The illustration, shown during a freshman biology class at Henry W. Grady High School in May, also associates humanism, homosexuality, pornography and abortion with evolution, and thus, Satan.
The high school’s student newspaper, The Southerner, first reported the controversy surrounding the cartoon (shown below).
“[I] have gay parents, and [the cartoon] said that evolution caused homosexuality and it implied that to be negative, so I was pretty offended by it,” freshman Seraphina Cooley told the paper.
The publication reports the cartoon was part of a 50-page PowerPoint presentation that had been uploaded to a file-sharing database for Atlanta Public School teachers. APS spokeswoman Jill Strickland Luse told the Atlanta Journal-Constitution the cartoon has since been removed from the district’s database.
"It appears that this science lesson plan was not properly vetted prior to being uploaded to the district’s SharePoint website last summer. When the district learned of the PowerPoint presentation and worksheet that is in question, the lesson and supporting documents were reviewed, and they were immediately removed," Luse said in an email to the Atlanta Journal-Constitution. "The district is currently reviewing the vetting process for all lesson plans prior to uploading them for instruction. In addition, the curriculum coordinators will review lesson plans with teachers as part of their pre-planning session later this month."
According to a 2009 blog post from Ken Ham, founder and president of Answers in Genesis, the organization that operates the Creation Museum, Ham first created similar cartoons 30 years ago “to illustrate, in diagram form, the concept of the foundational nature of the battle between Christianity and secular humanism.”
“As I remind Christians, we know that Jesus rose from the dead because we take God’s Word as it is written. Secular scientists have never shown that a dead body can be raised to life, but we don’t reinterpret the resurrection as a nonliteral event. We take God’s Word as written,” wrote Ham in the blog post.
In 1987, the Supreme Court struck down a Louisiana law that required the teaching of creationism in any public school that also taught evolution. The court said the mandate was unconstitutional because it had a religious purpose.

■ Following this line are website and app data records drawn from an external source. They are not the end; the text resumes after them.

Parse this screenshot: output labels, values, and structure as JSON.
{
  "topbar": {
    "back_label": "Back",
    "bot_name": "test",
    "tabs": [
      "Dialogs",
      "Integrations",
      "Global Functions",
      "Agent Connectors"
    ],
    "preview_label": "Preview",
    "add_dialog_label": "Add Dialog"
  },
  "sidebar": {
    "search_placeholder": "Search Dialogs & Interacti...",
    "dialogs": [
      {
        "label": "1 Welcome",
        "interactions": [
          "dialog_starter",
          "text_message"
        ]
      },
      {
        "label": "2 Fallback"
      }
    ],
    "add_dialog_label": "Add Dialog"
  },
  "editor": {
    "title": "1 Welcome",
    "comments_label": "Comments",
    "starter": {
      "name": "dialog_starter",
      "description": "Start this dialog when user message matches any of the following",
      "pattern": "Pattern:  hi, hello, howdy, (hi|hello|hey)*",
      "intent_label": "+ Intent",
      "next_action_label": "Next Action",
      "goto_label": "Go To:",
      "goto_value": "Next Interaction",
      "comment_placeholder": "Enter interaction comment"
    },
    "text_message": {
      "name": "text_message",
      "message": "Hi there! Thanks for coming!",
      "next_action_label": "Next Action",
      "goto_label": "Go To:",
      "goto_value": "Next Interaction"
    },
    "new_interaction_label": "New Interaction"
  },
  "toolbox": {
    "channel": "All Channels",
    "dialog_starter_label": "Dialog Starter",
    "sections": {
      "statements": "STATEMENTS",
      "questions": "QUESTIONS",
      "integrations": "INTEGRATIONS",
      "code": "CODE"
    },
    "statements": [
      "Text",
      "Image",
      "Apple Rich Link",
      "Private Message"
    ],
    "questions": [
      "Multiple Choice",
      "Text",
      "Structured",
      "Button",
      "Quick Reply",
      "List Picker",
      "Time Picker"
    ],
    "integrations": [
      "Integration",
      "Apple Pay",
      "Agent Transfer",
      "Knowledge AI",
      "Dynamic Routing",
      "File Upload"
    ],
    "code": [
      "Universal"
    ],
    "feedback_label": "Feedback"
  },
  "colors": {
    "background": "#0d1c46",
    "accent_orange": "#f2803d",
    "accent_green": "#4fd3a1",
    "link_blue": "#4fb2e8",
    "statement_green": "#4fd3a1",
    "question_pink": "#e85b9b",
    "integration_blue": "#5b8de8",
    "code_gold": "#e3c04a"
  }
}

CORRECTION: A previous version of this story misrepresented the decision in Edwards v. Aguillard as having found it unconstitutional to teach creationism in public schools; rather, the court invalidated the law that required creationism to be taught alongside the subject of evolution.